The term Kohai (後輩) is also composed of two kanji characters. The first kanji, "後" (go), means "later" or "after," while the second kanji "輩" (pai), means "colleague" or "peer." When combined, "後輩" (Kohai) means "one who is junior" or "one who came after."
In turn, the Kohai is expected to show respect and loyalty to their Senpai, following their lead and guidance. They are also responsible for maintaining a positive and respectful attitude towards their Senpai and other senior members of the dojo. As they progress in their training, they are expected to pass on their knowledge and experience to their own Kohai, thus continuing the tradition of the Senpai-Kohai relationship.

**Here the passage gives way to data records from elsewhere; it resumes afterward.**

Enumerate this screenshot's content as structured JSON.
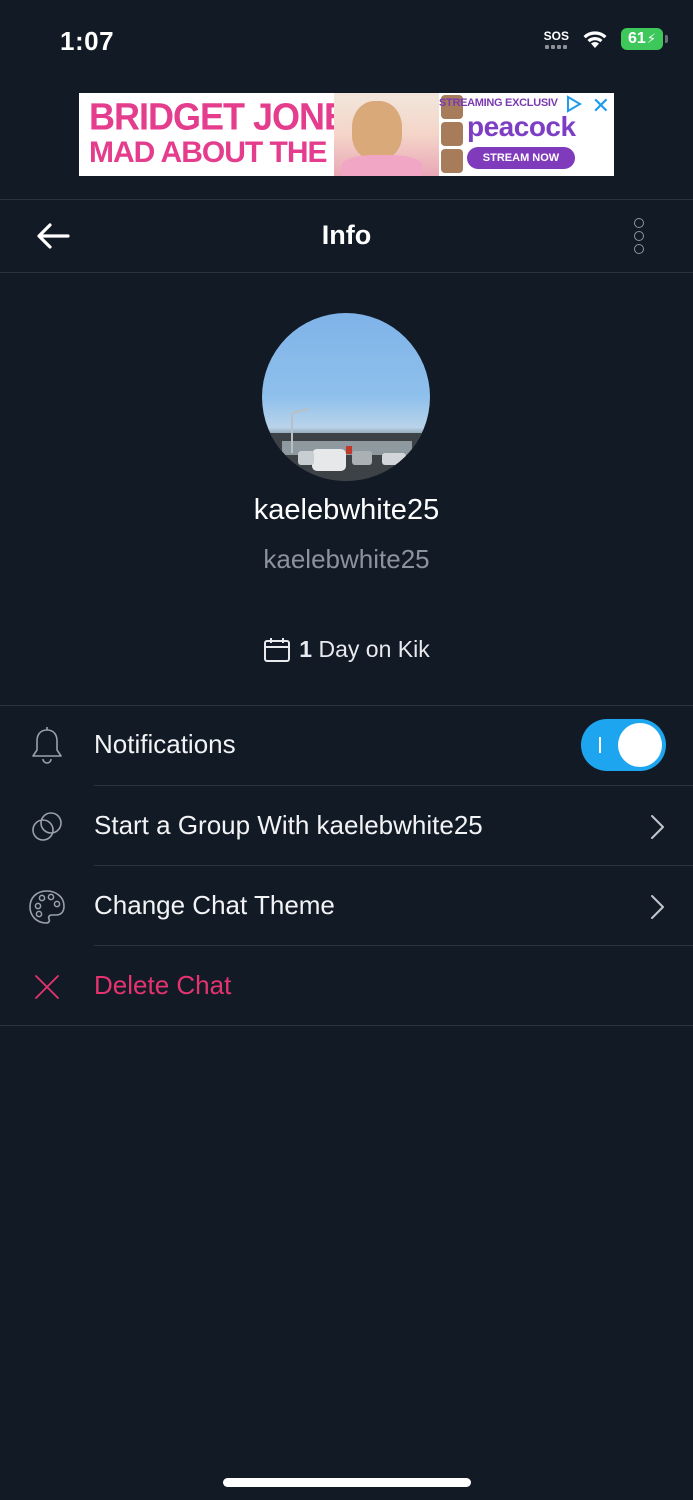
{
  "status_bar": {
    "time": "1:07",
    "sos": "SOS",
    "battery": "61"
  },
  "ad": {
    "headline": "BRIDGET JONES",
    "subheadline": "MAD ABOUT THE BOY",
    "streaming_text": "STREAMING EXCLUSIV",
    "brand": "peacock",
    "cta": "STREAM NOW",
    "close_icon": "close-icon"
  },
  "header": {
    "title": "Info",
    "back_icon": "arrow-left-icon",
    "more_icon": "more-vertical-icon"
  },
  "profile": {
    "display_name": "kaelebwhite25",
    "username": "kaelebwhite25",
    "days_count": "1",
    "days_suffix": "Day on Kik"
  },
  "menu": {
    "notifications": {
      "label": "Notifications",
      "icon": "bell-icon",
      "enabled": true
    },
    "start_group": {
      "label": "Start a Group With kaelebwhite25",
      "icon": "group-circles-icon"
    },
    "change_theme": {
      "label": "Change Chat Theme",
      "icon": "palette-icon"
    },
    "delete_chat": {
      "label": "Delete Chat",
      "icon": "close-x-icon"
    }
  },
  "colors": {
    "background": "#121a26",
    "accent_toggle": "#1ea5f0",
    "danger": "#e5336f",
    "muted_text": "#8c939d"
  }
}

The Senpai-Kohai relationship is an essential component of the Shotokan Karate training system. It fosters a culture of respect, loyalty, and commitment to the art and to one another. It is a way of preserving the knowledge and wisdom of those who have come before and passed it on to future generations.
In practice, the Senpai-Kohai relationship is often reflected in the etiquette and customs of the dojo. For example, when entering and leaving the dojo, students bow to their Senpai and other senior members as a sign of respect. During training, the Senpai often takes on a leadership role, helping to organise and direct the training sessions. The Kohai, in turn, follow their lead and strive to learn from their example.
Overall, the Senpai-Kohai relationship is a fundamental aspect of the culture of Shotokan Karate. By following the tradition of the Senpai-Kohai relationship and respecting their Senpai and Kohai, students of Shotokan Karate can develop the attitudes and skills necessary for success in karate and life.
Renshi Aaron Kenneally